We also reject Reiter's argument that the Equal Protection Clause of the Fourteenth Amendment to the United States Constitution requires that we construe section 204B.11, subd. 2, as imposing the same time limitation on affixing signatures to a petition in place of the filing fee that section 204B.08 imposes on nominating petitions. This comparison between a petition in place of the filing fee and a nominating petition is not an appropriate equal protection analysis.
First, the two different petitions serve different purposes. The nominating petition substantiates the nomination of a minor party or independent candidate, whereas the petition in place of the filing fee only releases a candidate from the obligation to pay the filing fee.

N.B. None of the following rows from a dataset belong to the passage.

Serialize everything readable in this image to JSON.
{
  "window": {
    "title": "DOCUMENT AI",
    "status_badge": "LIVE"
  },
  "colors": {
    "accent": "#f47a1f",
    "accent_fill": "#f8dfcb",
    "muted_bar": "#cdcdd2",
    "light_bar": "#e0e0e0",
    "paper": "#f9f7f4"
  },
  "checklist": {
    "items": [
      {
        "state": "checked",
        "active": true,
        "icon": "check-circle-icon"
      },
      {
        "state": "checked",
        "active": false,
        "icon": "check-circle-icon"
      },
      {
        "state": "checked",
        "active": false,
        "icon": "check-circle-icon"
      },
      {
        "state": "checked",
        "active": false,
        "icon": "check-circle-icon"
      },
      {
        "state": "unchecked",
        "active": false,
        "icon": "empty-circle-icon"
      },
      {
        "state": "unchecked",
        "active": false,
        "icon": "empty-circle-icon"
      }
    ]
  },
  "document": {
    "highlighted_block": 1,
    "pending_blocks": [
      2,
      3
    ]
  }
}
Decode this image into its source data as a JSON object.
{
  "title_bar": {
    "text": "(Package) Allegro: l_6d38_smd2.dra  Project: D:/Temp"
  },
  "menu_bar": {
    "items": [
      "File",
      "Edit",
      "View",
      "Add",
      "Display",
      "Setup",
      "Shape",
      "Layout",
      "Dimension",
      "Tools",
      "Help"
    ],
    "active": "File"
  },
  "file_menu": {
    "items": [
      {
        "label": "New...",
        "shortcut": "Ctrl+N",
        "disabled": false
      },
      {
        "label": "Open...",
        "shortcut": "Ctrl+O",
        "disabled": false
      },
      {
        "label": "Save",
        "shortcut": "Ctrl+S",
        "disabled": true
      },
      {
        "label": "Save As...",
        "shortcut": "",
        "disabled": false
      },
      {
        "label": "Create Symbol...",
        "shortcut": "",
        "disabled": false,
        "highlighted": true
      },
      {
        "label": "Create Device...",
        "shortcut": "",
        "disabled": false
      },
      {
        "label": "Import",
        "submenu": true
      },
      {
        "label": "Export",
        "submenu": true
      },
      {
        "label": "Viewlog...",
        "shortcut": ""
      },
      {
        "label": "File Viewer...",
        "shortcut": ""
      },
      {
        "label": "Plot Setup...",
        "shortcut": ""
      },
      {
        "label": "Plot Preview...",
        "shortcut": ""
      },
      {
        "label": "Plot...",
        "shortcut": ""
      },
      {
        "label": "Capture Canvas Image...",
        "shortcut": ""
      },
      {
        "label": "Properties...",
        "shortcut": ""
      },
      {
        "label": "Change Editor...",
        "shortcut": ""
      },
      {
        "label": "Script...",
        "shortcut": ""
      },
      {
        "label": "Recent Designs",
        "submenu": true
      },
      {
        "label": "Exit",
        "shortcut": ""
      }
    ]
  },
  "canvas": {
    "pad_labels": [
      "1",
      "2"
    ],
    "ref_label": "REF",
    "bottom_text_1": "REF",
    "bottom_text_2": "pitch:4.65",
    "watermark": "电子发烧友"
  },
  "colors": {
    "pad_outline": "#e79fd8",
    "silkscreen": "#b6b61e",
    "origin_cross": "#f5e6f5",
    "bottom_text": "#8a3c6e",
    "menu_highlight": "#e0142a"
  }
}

As a result, there is no logical reason to assume that the legislature intended that the requirements of one be applicable to the other.
Moreover, the relevant question for equal protection purposes is whether a minor party or independent candidate is held to different standards than a major party candidate when submitting a petition in place of a filing fee. All candidates are subject to the filing fee and the authorization to file a petition in place of the filing fee applies equally to major party, minor party, and independent candidates. Minn.Stat. § 204B.11, subd. 2. Minor party and independent candidates may submit a petition in place of a filing fee by simply placing an additional legend on their nominating petition. Id. Because Gutknecht was not eligible to file a nominating petition,3 he faced an additional burden of obtaining the required number of signatures on a separate petition in place of the filing fee.
Because the petition in place of the filing fee is equally available to all candidates, this case does not present an equal protection issue.4 And, even if Reiter's premise were correct, that greater burdens are placed on minor party and independent candidates, we could not adopt Reiter's proposed remedy because it would increase the burdens on major party candidates rather than reduce the burdens on minor party and independent candidates.
Motion to dismiss petition granted; petition denied.
I concur in the result.
1. See Minn.Stat. § 204B.09, subd. 1 (2004) (stating that the filing period begins not more than 70 days before the primary and ends not less than 56 days before the primary).
2. At oral argument, Reiter referenced Burkstrand v. Burkstrand, 632 N.W.2d 206 (Minn.2001), as providing a different rule of construction where the statute is silent on a particular matter. But Burkstrand did not apply a different rule because it resorted to extrinsic sources to determine the legislative intent behind that silence only after determining that the statute was ambiguous. Id. at 210.
3. Minnesota Statutes § 204B.03 requires candidates for nomination by a major political party to be nominated by party primary rather than by nominating petition.
4. Because Reiter's equal protection argument is not based on a comparison of the requirement of a nominating petition for a minor party or independent candidate with the requirement of the primary ballot process for a major party candidate, we do not address any equal protection issues that might be suggested by such a comparison.